Cervical arthroplasty was first developed in 1966. At the time, ACDF was gaining popularity due to reports of great...
Synthes Prodisc-C Total Disc Replacement
The Prodisc-C Total Disc Replacement is one the most commonly used technologies for cervical disc replacement. It is intended to significantly reduce pain through the removal of the diseased disc while restoring disc height and providing the potential for motion similar to native anatomic kinematics. It is a modular implant, meaning that there are numerous components as opposed to a single rigid construct. It consists of two metal endplates (composed of cobalt chromium molybdenum alloy, CoCrMo) that are placed on the superior and inferior borders of the two vertebral bodies with a medical grade plastic (ultra-high molecular weight polyethylene) that is between the plates.
The polyethylene insert is convex in shape which articulates with the polished concave bearing surface of superior endplate. These together form a ball and socket design, allowing for the preservation of motion with unconstrained axial rotation, and 20 degrees of motion in both flexion and extension. Both of the metal plates have a central keel that anchors into the vertebral bodies providing secure primary fixation.

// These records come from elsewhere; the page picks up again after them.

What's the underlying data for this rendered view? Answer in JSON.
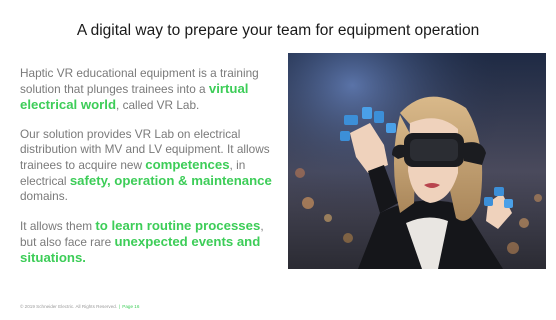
{
  "slide": {
    "title": "A digital way to prepare your team for equipment operation",
    "paragraphs": [
      {
        "segments": [
          {
            "text": "Haptic VR educational equipment is a training solution that plunges trainees into a ",
            "highlight": false
          },
          {
            "text": "virtual electrical world",
            "highlight": true
          },
          {
            "text": ", called VR Lab.",
            "highlight": false
          }
        ]
      },
      {
        "segments": [
          {
            "text": "Our solution provides VR Lab on electrical distribution with MV and LV equipment. It allows trainees to acquire new ",
            "highlight": false
          },
          {
            "text": "competences",
            "highlight": true
          },
          {
            "text": ", in electrical ",
            "highlight": false
          },
          {
            "text": "safety, operation & maintenance",
            "highlight": true
          },
          {
            "text": " domains.",
            "highlight": false
          }
        ]
      },
      {
        "segments": [
          {
            "text": "It allows them ",
            "highlight": false
          },
          {
            "text": "to learn routine processes",
            "highlight": true
          },
          {
            "text": ", but also face rare ",
            "highlight": false
          },
          {
            "text": "unexpected events and situations.",
            "highlight": true
          }
        ]
      }
    ],
    "footer": {
      "copyright": "© 2019 Schneider Electric. All Rights Reserved.",
      "separator": "|",
      "page": "Page 16"
    },
    "colors": {
      "accent": "#3dcd58",
      "body_text": "#7a7a7a",
      "title_text": "#1a1a1a"
    }
  }
}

These central keels are similar in concept to the shape of a sailboat and how they are able to remain stable in hazardous conditions. The keels have a superficial layer of titanium porous coating, which aids in long-term fixation. There are six sizes of endplate footprints and three different polyethylene height options, allowing for a total of 18 possible configurations to appropriately fit nearly any specific patient dimensions.